• What is required: Would you filter the listing below so that only lines with the word "overlay" remain?

• Records provided:
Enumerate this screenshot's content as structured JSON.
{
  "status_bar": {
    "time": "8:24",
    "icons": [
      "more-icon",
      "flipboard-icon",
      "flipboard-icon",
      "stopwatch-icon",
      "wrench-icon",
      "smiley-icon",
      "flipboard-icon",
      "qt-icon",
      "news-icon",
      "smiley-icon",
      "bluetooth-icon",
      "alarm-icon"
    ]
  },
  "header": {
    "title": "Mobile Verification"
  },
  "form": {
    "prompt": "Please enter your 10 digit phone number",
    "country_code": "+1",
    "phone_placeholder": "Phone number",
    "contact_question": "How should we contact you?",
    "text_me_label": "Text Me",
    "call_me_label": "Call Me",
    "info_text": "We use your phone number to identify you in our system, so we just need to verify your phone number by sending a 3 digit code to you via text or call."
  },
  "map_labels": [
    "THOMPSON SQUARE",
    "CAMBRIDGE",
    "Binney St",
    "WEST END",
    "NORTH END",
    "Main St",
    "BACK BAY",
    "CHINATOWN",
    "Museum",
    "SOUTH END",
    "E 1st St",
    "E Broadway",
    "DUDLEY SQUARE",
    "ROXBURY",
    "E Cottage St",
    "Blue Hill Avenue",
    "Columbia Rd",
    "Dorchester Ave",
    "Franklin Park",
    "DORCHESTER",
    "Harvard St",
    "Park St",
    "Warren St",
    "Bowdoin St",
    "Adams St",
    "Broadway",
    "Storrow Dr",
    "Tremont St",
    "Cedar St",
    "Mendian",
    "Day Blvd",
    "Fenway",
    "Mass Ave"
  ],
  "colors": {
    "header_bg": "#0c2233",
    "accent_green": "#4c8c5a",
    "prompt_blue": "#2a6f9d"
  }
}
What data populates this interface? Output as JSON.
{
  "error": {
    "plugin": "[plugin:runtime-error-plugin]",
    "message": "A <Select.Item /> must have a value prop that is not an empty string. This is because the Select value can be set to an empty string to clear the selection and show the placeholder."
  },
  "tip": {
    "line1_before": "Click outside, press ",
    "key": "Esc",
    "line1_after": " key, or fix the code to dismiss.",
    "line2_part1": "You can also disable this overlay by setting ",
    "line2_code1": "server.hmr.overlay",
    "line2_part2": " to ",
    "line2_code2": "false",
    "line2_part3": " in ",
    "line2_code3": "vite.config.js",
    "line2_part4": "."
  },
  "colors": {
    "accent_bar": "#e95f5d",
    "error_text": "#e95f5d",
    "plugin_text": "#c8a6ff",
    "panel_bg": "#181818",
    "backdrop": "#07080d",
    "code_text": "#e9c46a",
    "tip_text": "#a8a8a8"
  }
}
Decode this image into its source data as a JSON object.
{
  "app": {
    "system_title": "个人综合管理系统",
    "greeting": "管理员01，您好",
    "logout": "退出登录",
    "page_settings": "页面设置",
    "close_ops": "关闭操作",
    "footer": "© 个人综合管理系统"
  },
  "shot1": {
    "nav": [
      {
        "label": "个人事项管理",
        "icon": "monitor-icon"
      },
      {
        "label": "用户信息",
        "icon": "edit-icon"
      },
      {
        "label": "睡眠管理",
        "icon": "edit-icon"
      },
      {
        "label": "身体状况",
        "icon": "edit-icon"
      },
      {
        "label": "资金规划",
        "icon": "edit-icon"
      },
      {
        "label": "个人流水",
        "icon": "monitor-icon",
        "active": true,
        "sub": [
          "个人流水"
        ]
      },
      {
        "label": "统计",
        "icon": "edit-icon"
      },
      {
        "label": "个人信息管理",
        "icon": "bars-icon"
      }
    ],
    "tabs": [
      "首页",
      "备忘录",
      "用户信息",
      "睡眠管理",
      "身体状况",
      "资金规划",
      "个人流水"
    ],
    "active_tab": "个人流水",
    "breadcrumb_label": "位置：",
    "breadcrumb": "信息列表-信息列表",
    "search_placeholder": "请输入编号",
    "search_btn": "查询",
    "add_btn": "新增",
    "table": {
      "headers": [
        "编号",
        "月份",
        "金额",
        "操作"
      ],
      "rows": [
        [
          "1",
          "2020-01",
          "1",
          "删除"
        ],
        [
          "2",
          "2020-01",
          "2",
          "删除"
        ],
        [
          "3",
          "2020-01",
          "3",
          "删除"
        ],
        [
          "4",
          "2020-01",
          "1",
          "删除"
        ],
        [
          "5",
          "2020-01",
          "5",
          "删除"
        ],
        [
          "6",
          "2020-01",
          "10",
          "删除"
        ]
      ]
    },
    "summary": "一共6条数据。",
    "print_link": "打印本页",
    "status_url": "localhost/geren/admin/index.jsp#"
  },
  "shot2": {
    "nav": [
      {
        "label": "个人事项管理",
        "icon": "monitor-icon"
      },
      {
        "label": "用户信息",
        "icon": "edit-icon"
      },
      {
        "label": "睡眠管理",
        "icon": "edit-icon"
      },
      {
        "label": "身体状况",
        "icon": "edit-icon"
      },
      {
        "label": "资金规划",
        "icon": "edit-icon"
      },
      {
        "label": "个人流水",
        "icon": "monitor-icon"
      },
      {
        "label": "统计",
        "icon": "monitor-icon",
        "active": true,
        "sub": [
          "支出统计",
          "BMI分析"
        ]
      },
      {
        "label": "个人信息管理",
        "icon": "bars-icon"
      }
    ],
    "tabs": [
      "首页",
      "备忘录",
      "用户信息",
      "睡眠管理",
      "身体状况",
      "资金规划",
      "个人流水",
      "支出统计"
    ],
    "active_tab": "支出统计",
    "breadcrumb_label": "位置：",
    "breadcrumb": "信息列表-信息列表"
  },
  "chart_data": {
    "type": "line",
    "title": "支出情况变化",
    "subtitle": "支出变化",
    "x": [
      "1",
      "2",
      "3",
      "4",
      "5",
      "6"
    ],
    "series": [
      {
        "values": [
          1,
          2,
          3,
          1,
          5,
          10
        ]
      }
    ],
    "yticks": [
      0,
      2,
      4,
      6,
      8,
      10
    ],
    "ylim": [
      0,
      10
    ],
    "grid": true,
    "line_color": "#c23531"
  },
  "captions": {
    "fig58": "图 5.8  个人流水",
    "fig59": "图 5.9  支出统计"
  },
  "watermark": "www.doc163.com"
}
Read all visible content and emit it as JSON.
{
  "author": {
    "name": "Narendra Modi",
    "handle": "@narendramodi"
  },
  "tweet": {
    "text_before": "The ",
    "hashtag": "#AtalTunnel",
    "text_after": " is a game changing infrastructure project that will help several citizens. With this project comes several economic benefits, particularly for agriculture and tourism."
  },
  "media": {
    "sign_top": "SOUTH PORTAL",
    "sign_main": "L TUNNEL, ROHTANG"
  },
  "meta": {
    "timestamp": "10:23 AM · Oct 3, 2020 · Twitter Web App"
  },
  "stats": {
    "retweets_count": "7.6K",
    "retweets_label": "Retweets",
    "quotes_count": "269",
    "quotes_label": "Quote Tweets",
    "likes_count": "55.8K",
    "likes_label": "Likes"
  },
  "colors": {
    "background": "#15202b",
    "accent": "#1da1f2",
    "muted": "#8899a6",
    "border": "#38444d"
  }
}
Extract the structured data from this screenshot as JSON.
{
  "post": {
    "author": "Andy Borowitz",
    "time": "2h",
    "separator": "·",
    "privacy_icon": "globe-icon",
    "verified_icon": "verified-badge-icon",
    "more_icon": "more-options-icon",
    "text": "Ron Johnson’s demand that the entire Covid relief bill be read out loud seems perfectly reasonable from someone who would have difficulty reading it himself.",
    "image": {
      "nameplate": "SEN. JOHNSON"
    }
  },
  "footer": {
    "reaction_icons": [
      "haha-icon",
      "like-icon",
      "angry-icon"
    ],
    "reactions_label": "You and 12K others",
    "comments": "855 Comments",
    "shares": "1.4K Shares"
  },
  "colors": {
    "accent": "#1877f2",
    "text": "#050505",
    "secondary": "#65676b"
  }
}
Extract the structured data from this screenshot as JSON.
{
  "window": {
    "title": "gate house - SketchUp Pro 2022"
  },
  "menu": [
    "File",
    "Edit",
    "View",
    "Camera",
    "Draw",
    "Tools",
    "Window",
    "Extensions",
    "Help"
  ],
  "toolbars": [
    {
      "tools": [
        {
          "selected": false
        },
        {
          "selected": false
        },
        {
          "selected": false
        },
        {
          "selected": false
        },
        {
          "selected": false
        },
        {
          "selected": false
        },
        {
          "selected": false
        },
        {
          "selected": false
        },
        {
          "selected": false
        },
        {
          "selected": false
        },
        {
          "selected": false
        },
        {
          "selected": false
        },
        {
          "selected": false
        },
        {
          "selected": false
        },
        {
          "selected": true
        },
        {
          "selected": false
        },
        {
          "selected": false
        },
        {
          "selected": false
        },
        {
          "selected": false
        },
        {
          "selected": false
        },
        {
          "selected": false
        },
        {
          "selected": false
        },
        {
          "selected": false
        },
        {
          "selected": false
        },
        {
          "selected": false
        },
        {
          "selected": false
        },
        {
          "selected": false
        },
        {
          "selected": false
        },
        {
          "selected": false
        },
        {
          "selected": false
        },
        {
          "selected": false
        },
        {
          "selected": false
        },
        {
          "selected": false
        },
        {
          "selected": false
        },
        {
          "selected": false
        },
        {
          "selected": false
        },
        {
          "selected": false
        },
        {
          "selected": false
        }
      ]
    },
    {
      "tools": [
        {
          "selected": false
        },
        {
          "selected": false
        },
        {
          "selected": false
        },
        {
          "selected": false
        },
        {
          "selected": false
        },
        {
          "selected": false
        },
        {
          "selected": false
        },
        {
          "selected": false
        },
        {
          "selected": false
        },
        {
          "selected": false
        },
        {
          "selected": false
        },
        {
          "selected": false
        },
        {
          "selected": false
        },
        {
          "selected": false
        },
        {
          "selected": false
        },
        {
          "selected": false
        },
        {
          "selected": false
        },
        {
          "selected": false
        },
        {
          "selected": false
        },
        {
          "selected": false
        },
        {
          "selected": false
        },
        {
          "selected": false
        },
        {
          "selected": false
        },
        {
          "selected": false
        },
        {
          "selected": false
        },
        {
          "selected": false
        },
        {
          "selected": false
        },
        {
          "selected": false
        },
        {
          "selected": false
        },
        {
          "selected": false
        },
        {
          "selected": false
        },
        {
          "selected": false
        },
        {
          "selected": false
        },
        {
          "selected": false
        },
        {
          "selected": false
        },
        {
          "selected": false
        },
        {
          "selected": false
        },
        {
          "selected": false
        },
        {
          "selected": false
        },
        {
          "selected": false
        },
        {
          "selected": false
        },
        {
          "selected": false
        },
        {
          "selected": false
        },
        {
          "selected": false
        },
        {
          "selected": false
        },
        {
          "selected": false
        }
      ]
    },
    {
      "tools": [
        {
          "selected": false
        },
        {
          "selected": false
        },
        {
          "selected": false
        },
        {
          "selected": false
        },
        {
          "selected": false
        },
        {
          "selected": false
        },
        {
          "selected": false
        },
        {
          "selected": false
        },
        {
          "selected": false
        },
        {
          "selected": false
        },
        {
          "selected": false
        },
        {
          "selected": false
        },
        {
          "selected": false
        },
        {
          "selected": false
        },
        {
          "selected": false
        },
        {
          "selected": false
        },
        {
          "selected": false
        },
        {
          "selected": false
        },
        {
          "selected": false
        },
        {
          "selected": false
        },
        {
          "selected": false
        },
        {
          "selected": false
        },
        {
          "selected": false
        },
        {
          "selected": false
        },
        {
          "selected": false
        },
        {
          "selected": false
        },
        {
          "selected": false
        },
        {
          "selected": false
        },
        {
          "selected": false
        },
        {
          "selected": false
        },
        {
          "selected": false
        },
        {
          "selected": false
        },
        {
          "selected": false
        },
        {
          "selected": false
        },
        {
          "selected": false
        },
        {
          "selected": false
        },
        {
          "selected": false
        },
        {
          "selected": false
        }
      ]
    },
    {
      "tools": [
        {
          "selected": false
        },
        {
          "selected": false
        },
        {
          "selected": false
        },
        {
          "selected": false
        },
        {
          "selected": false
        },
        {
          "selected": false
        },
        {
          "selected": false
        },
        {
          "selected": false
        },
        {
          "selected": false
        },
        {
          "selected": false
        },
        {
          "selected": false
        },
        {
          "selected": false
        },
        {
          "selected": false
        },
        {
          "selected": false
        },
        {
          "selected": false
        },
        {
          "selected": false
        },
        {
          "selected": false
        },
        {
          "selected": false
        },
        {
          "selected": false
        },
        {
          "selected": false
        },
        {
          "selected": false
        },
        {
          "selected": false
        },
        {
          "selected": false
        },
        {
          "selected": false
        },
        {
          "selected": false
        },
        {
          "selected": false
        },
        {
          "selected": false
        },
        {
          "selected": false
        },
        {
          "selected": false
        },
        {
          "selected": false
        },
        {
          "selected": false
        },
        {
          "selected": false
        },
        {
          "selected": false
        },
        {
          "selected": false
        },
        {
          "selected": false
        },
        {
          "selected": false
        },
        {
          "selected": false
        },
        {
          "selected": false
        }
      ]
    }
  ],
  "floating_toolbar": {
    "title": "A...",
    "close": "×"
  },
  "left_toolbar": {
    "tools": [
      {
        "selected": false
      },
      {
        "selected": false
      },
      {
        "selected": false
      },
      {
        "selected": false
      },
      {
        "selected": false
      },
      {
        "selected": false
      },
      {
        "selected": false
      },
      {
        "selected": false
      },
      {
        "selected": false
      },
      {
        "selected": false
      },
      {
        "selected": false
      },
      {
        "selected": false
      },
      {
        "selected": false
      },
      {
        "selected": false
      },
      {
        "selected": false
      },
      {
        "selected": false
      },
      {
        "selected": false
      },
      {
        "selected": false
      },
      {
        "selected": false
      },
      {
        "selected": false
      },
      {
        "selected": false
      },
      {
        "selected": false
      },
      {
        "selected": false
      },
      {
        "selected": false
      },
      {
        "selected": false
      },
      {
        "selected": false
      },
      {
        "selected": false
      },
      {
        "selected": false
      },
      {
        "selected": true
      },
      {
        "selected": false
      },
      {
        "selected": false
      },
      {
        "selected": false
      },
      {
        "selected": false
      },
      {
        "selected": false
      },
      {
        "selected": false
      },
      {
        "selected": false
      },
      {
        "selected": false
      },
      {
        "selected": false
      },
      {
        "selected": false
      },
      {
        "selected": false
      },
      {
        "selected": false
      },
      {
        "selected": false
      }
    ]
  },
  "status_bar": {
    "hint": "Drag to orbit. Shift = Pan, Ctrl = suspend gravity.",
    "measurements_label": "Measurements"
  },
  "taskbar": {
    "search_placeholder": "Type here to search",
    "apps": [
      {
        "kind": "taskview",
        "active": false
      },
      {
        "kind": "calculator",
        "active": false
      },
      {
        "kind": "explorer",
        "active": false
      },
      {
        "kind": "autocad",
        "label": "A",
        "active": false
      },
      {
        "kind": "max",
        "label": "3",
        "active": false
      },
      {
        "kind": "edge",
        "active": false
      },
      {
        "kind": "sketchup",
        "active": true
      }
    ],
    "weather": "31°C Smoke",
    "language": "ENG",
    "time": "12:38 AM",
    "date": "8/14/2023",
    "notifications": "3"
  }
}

• Exercise solution:
    "line2_part1": "You can also disable this overlay by setting ",
    "line2_code1": "server.hmr.overlay",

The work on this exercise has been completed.